(Work item)
Below are some records; work out how many of their lines contain "新建用户" and give the number only.

Items from an interface collection:
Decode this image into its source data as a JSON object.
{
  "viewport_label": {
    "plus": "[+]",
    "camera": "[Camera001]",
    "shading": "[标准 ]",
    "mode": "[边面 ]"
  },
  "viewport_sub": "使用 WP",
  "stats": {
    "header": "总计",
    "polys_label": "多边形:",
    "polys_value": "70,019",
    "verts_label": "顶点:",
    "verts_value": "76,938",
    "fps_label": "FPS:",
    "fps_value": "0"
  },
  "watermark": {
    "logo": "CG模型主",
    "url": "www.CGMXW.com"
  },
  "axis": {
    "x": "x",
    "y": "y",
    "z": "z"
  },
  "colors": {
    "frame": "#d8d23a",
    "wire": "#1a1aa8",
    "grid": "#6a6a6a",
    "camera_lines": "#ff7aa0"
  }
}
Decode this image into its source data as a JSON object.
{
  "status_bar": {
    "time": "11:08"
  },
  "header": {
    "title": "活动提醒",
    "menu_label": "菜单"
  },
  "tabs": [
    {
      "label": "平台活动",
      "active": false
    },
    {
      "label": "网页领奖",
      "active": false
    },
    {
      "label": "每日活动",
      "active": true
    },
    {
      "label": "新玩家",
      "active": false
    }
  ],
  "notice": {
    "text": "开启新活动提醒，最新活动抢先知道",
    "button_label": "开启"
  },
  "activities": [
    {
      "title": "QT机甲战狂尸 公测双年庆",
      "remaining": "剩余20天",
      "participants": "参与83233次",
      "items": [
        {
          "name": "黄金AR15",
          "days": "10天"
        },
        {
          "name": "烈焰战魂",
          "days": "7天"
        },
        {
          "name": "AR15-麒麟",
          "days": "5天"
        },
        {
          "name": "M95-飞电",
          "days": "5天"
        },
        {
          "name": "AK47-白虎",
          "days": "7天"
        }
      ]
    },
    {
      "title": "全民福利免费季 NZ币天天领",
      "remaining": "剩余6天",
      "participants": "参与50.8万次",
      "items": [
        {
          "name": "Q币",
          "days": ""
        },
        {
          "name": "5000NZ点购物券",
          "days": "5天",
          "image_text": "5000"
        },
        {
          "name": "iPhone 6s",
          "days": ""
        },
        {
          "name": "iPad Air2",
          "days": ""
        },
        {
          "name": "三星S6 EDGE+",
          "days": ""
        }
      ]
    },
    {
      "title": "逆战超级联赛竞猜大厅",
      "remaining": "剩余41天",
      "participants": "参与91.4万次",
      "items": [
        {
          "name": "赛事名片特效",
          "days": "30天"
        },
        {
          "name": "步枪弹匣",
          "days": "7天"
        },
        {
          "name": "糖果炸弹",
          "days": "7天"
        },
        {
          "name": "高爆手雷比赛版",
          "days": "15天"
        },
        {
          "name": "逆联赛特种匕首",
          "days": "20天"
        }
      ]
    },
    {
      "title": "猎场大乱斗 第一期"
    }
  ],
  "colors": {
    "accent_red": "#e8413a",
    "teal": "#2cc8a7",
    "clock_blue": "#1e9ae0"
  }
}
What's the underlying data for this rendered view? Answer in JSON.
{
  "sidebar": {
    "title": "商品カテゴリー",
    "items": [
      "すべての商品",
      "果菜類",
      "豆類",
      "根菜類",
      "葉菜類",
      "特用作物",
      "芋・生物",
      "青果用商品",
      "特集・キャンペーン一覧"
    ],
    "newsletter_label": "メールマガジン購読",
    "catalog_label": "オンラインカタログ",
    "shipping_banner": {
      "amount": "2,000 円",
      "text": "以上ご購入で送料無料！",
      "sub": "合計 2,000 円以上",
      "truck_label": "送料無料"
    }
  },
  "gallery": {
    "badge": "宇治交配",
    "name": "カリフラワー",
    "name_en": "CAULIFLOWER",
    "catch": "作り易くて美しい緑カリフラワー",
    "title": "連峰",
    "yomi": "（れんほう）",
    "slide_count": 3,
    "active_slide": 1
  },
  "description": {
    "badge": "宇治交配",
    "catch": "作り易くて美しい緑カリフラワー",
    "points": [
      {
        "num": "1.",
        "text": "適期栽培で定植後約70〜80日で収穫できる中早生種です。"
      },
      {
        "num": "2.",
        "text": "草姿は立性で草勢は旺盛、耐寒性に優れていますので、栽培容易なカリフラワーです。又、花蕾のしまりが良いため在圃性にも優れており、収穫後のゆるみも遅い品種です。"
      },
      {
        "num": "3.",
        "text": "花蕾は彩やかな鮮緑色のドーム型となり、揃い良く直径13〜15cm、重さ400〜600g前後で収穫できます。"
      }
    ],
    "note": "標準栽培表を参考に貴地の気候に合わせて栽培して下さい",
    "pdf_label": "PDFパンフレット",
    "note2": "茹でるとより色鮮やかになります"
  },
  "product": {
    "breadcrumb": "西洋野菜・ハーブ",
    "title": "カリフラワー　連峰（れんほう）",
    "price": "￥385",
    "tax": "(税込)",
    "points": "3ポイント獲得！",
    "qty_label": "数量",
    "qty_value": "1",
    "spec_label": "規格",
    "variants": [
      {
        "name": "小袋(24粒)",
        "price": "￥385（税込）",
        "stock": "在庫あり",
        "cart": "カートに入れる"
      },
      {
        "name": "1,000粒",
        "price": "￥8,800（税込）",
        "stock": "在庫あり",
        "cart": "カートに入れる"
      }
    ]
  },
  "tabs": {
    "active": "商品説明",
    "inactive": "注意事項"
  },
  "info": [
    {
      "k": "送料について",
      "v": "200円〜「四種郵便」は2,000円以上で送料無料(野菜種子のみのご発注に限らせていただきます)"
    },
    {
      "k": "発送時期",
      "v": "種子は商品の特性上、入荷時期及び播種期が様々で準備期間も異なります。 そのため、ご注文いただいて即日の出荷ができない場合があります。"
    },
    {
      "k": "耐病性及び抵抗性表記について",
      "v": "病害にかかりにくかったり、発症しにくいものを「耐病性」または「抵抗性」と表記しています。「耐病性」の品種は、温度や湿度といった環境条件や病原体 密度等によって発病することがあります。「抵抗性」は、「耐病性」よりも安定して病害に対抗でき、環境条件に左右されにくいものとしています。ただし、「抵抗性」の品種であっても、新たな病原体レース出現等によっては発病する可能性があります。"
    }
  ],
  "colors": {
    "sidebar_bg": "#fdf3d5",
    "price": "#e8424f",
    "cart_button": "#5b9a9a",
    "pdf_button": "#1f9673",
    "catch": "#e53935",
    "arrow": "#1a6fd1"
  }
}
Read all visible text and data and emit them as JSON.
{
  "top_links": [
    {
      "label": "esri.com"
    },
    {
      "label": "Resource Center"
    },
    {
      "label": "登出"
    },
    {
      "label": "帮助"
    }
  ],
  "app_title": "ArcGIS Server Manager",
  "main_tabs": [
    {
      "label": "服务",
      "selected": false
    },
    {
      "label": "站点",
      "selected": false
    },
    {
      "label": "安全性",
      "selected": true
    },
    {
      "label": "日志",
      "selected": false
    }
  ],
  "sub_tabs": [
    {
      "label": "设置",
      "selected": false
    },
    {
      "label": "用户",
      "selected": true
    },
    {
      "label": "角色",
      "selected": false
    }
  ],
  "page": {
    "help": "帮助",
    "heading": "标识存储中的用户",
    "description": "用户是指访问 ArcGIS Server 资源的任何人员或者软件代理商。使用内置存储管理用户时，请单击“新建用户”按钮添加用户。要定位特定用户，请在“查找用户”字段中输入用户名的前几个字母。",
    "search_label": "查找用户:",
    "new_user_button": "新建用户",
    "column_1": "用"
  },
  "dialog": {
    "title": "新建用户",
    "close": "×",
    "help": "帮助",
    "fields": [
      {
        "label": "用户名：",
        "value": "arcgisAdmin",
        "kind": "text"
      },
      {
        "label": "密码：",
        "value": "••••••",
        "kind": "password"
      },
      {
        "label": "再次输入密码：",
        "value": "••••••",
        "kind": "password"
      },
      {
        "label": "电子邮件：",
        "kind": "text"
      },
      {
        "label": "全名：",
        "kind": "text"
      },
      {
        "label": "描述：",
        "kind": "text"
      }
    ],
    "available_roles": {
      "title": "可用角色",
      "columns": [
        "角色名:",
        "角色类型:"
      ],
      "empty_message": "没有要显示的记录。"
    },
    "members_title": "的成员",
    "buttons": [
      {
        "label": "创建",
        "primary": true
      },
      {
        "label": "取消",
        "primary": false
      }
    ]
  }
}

(Result of this exercise)
3